What you are asked to do: Please set down each line of the data again, unchanged.

Collection entries
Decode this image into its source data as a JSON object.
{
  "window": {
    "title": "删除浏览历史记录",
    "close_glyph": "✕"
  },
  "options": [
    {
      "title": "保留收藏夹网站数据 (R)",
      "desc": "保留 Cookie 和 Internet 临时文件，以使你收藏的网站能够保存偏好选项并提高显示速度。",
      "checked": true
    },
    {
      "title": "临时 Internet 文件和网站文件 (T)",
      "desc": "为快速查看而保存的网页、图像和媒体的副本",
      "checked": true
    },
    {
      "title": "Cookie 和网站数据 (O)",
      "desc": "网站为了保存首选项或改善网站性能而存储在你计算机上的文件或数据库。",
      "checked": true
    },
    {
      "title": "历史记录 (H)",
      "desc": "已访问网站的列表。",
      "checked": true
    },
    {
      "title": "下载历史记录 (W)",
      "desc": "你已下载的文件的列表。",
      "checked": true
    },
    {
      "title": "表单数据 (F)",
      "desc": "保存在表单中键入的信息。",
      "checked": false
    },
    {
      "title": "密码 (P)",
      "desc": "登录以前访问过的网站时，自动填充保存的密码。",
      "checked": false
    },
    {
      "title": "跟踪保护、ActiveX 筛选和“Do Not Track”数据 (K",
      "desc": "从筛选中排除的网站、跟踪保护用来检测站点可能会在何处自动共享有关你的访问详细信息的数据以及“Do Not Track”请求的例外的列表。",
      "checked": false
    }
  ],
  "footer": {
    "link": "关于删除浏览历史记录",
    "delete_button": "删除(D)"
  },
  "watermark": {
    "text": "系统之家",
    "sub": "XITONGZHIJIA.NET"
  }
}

Task result:
Decode this image into its source data as a JSON object.
{
  "window": {
    "title": "删除浏览历史记录",
    "close_glyph": "✕"
  },
  "options": [
    {
      "title": "保留收藏夹网站数据 (R)",
      "desc": "保留 Cookie 和 Internet 临时文件，以使你收藏的网站能够保存偏好选项并提高显示速度。",
      "checked": true
    },
    {
      "title": "临时 Internet 文件和网站文件 (T)",
      "desc": "为快速查看而保存的网页、图像和媒体的副本",
      "checked": true
    },
    {
      "title": "Cookie 和网站数据 (O)",
      "desc": "网站为了保存首选项或改善网站性能而存储在你计算机上的文件或数据库。",
      "checked": true
    },
    {
      "title": "历史记录 (H)",
      "desc": "已访问网站的列表。",
      "checked": true
    },
    {
      "title": "下载历史记录 (W)",
      "desc": "你已下载的文件的列表。",
      "checked": true
    },
    {
      "title": "表单数据 (F)",
      "desc": "保存在表单中键入的信息。",
      "checked": false
    },
    {
      "title": "密码 (P)",
      "desc": "登录以前访问过的网站时，自动填充保存的密码。",
      "checked": false
    },
    {
      "title": "跟踪保护、ActiveX 筛选和“Do Not Track”数据 (K",
      "desc": "从筛选中排除的网站、跟踪保护用来检测站点可能会在何处自动共享有关你的访问详细信息的数据以及“Do Not Track”请求的例外的列表。",
      "checked": false
    }
  ],
  "footer": {
    "link": "关于删除浏览历史记录",
    "delete_button": "删除(D)"
  },
  "watermark": {
    "text": "系统之家",
    "sub": "XITONGZHIJIA.NET"
  }
}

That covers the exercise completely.